Before half-time arrived, yet another glorious opportunity came Rangers’ way. Allan’s effort was denied by McMillan, and the crowd were then thrilled by a beautiful passing move between McPherson and Allan. The Rangers front-line had put in a dazzling display in the first period and were well-worth their 2-0 lead. Indeed, Dumbarton may even have thought themselves fortunate.
The second half started much in a similar vein to the first with Rangers in the ascendency. Hislop again was a threat and saw an effort on goal thwarted by Keir in “grand style.” The Rangers forwards were as lively as they bad been before the interval. From a corner, Allan called McLeod into action in spectacular fashion, but the deficit remained at two.
With around 20 minutes to go, Dumbarton summoned something within themselves and produced a neat attacking move. John Bell collected the ball and waltzed through a number of Rangers defenders and tucked the ball away to reduce the arrears to a single goal.
As you would imagine, Dumbarton received great impetus at this point and pushed forward for an equaliser. Only 5 minutes later, another Dumbarton attack resulted in a scramble in-front of the Rangers goalmouth and the ball was eventually forced beyond the line to level the match. The identity of the goalscorer was somewhat obscured but is commonly credited to Miller.
The remaining quarter of an hour saw Dumbarton launch attack after attack. If there was a winner to be found, it would most likely come from the Sons based on balance of play.

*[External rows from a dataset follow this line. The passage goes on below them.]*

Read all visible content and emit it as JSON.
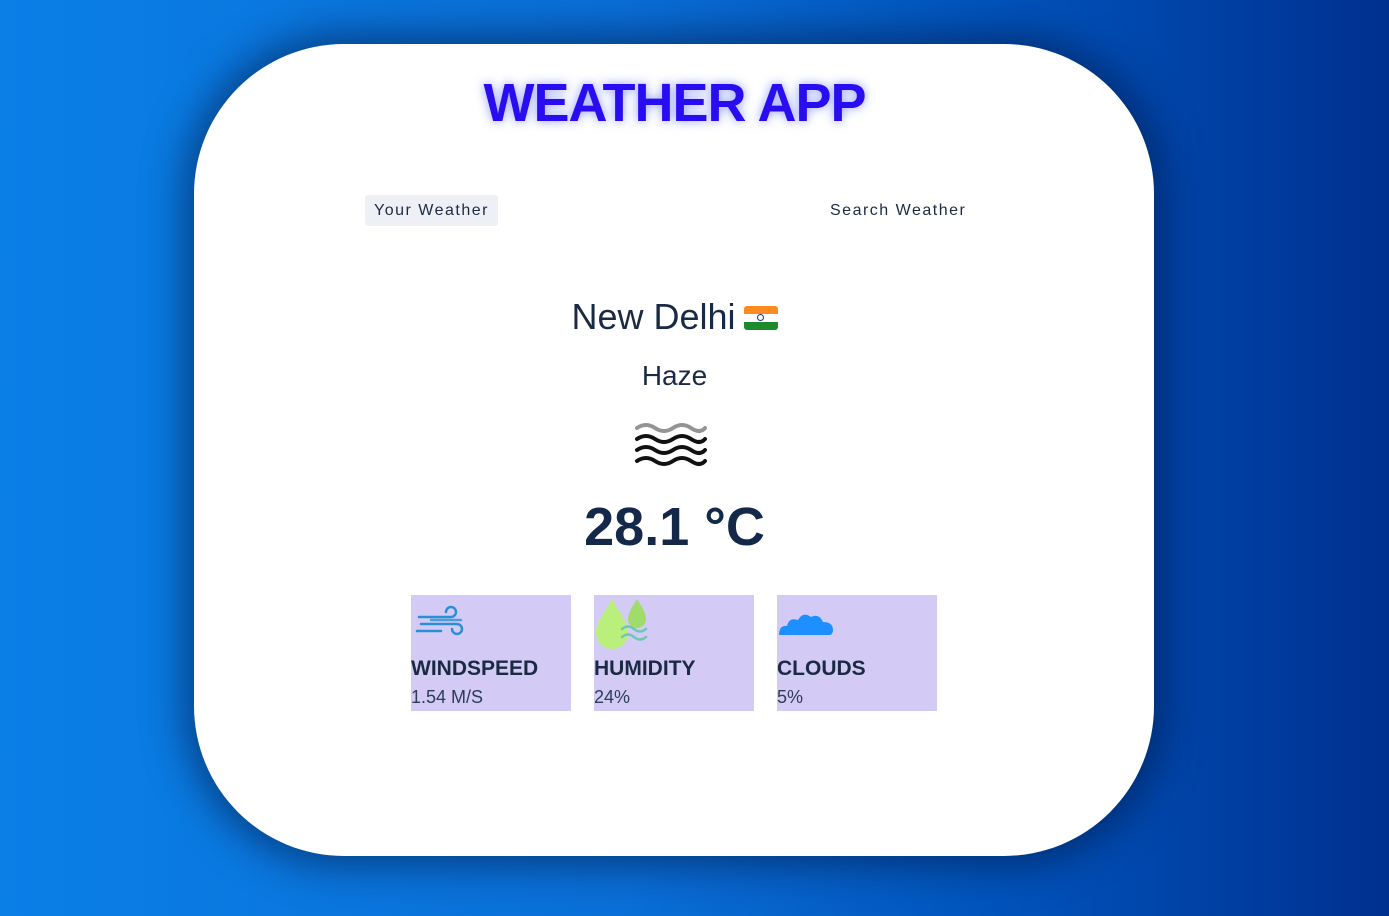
{
  "app": {
    "title": "WEATHER APP"
  },
  "tabs": [
    {
      "label": "Your Weather",
      "active": true
    },
    {
      "label": "Search Weather",
      "active": false
    }
  ],
  "weather": {
    "city": "New Delhi",
    "country_flag": "flag-india-icon",
    "condition": "Haze",
    "condition_icon": "haze-icon",
    "temperature": "28.1 °C"
  },
  "stats": [
    {
      "icon": "wind-icon",
      "label": "WINDSPEED",
      "value": "1.54 M/S"
    },
    {
      "icon": "humidity-drops-icon",
      "label": "HUMIDITY",
      "value": "24%"
    },
    {
      "icon": "cloud-icon",
      "label": "CLOUDS",
      "value": "5%"
    }
  ],
  "colors": {
    "title": "#2a0cf0",
    "card_bg": "#ffffff",
    "stat_bg": "#d3cbf5",
    "text_dark": "#1b2a44",
    "background_start": "#0a7fe6",
    "background_end": "#00308f"
  }
}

It wasn’t to be however, and when the final whistle came, it was 2-2. It was the deciding match which did not decide.
Another meeting of the League committee was required, and it took the Chairman’s casting vote to declare both Rangers and Dumbarton joint-champions of the Scottish League for season 1890-91.
Russell McFadyen details a historic moment on this day in 1891.